- T3S2 01 Wright ChernsUploaded byrayedgar
- Juniper IGMPUploaded bymieluca
- Gkn 2012 Annual ReportUploaded byAlmor Sousa
- Nitinol Industrial Applications SMST00Uploaded byKumar Saheb
- GS-Oolite Spec V1.14Uploaded byAbbas Raza Zaidi
- 00262354Uploaded byMekaTron
- A Brief History of LED PhotopolymerizationUploaded byAl-Kawthari As-Sunni
- Notes To Study For Physics Paper 6Uploaded bysakibsultan_308
- Intermediate Algebra Applications Visualization 3rd Edition Rockswold Test BankUploaded byrytormal
- barros-de-oliveiraUploaded bytkfkdgody4
- 8Uploaded byvskywokervs
- practicum k lesson planUploaded byapi-249990536
- Implementation of Aes and Blowfish AlgorithmUploaded byInternational Journal of Research in Engineering and Technology
- Number Fractions Year4Uploaded byericoh5665
- 05 - 3 ProtectorsUploaded byAndre Damara
- 2. BCP Installation & CommissioningUploaded byKrishnan Santhanaraj
- linear dependence and indepenceUploaded byapi-318836863

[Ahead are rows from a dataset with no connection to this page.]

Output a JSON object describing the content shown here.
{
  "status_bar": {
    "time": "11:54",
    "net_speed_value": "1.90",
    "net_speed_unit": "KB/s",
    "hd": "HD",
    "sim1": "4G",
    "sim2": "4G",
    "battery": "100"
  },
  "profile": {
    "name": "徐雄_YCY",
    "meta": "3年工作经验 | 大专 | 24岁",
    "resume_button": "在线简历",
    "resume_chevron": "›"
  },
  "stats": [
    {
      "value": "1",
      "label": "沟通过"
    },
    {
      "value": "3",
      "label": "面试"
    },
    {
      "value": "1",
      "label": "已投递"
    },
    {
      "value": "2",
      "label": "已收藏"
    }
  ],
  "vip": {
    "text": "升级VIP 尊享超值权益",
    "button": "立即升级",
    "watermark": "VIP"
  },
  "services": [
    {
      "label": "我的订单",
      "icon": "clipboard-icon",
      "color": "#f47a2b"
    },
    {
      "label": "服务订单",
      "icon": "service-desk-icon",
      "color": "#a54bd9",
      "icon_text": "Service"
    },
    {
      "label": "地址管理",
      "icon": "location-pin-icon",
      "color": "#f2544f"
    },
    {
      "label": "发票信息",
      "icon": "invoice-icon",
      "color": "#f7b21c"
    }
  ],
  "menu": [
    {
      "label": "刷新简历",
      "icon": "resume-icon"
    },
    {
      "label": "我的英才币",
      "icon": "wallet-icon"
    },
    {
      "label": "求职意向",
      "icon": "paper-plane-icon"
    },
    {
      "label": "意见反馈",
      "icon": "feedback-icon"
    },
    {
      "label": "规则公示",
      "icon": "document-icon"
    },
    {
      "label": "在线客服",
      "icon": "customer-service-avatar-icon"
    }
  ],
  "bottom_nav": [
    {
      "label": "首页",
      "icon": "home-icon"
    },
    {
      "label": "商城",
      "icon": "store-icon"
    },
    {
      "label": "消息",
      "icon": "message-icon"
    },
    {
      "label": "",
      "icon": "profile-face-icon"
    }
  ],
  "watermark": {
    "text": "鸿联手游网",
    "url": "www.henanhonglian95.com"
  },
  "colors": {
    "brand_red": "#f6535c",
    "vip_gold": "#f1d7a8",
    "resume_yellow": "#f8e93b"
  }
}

- My ProjectUploaded byNaresh Raveendran
- The Little Book of InspirationUploaded byBrian Solis
- Digital Evidence ManualUploaded byCantankerous Buddha
- Nai Dunia Rate CardUploaded byreleaseMyAd
- newsletter octUploaded byapi-195395710